***** WORKING DATA *****
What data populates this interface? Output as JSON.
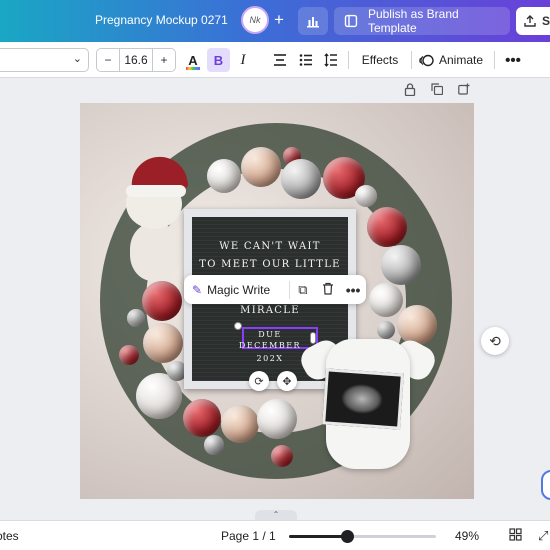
{
  "header": {
    "doc_title": "Pregnancy Mockup 0271",
    "avatar_text": "Nk",
    "add_symbol": "+",
    "insights_icon": "bar-chart-icon",
    "publish_label": "Publish as Brand Template",
    "share_label": "S"
  },
  "toolbar": {
    "font_size": "16.6",
    "minus": "−",
    "plus": "+",
    "color_glyph": "A",
    "bold": "B",
    "italic": "I",
    "align_glyph": "≡",
    "list_glyph": "☰",
    "spacing_glyph": "↕",
    "effects_label": "Effects",
    "animate_label": "Animate",
    "more_glyph": "•••"
  },
  "canvas_icons": [
    "lock-icon",
    "duplicate-icon",
    "add-page-icon"
  ],
  "design": {
    "board_lines": [
      "WE CAN'T WAIT",
      "TO MEET OUR LITTLE",
      "MIRACLE"
    ],
    "due_lines": [
      "DUE",
      "DECEMBER",
      "202X"
    ]
  },
  "magic_bar": {
    "magic_write_label": "Magic Write",
    "magic_glyph": "✎",
    "copy_glyph": "⧉",
    "delete_glyph": "🗑",
    "more_glyph": "•••"
  },
  "status": {
    "notes_label": "otes",
    "page_label": "Page 1 / 1",
    "zoom_label": "49%",
    "zoom_fraction": 0.4
  },
  "colors": {
    "accent": "#8b3dff",
    "gradient_start": "#1aa7c4",
    "gradient_end": "#6a40d8"
  }
}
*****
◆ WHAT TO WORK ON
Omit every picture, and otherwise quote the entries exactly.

◆ THE COMPLETED TASK
What data populates this interface? Output as JSON.
{
  "header": {
    "doc_title": "Pregnancy Mockup 0271",
    "avatar_text": "Nk",
    "add_symbol": "+",
    "insights_icon": "bar-chart-icon",
    "publish_label": "Publish as Brand Template",
    "share_label": "S"
  },
  "toolbar": {
    "font_size": "16.6",
    "minus": "−",
    "plus": "+",
    "color_glyph": "A",
    "bold": "B",
    "italic": "I",
    "align_glyph": "≡",
    "list_glyph": "☰",
    "spacing_glyph": "↕",
    "effects_label": "Effects",
    "animate_label": "Animate",
    "more_glyph": "•••"
  },
  "canvas_icons": [
    "lock-icon",
    "duplicate-icon",
    "add-page-icon"
  ],
  "design": {
    "board_lines": [
      "WE CAN'T WAIT",
      "TO MEET OUR LITTLE",
      "MIRACLE"
    ],
    "due_lines": [
      "DUE",
      "DECEMBER",
      "202X"
    ]
  },
  "magic_bar": {
    "magic_write_label": "Magic Write",
    "magic_glyph": "✎",
    "copy_glyph": "⧉",
    "delete_glyph": "🗑",
    "more_glyph": "•••"
  },
  "status": {
    "notes_label": "otes",
    "page_label": "Page 1 / 1",
    "zoom_label": "49%",
    "zoom_fraction": 0.4
  },
  "colors": {
    "accent": "#8b3dff",
    "gradient_start": "#1aa7c4",
    "gradient_end": "#6a40d8"
  }
}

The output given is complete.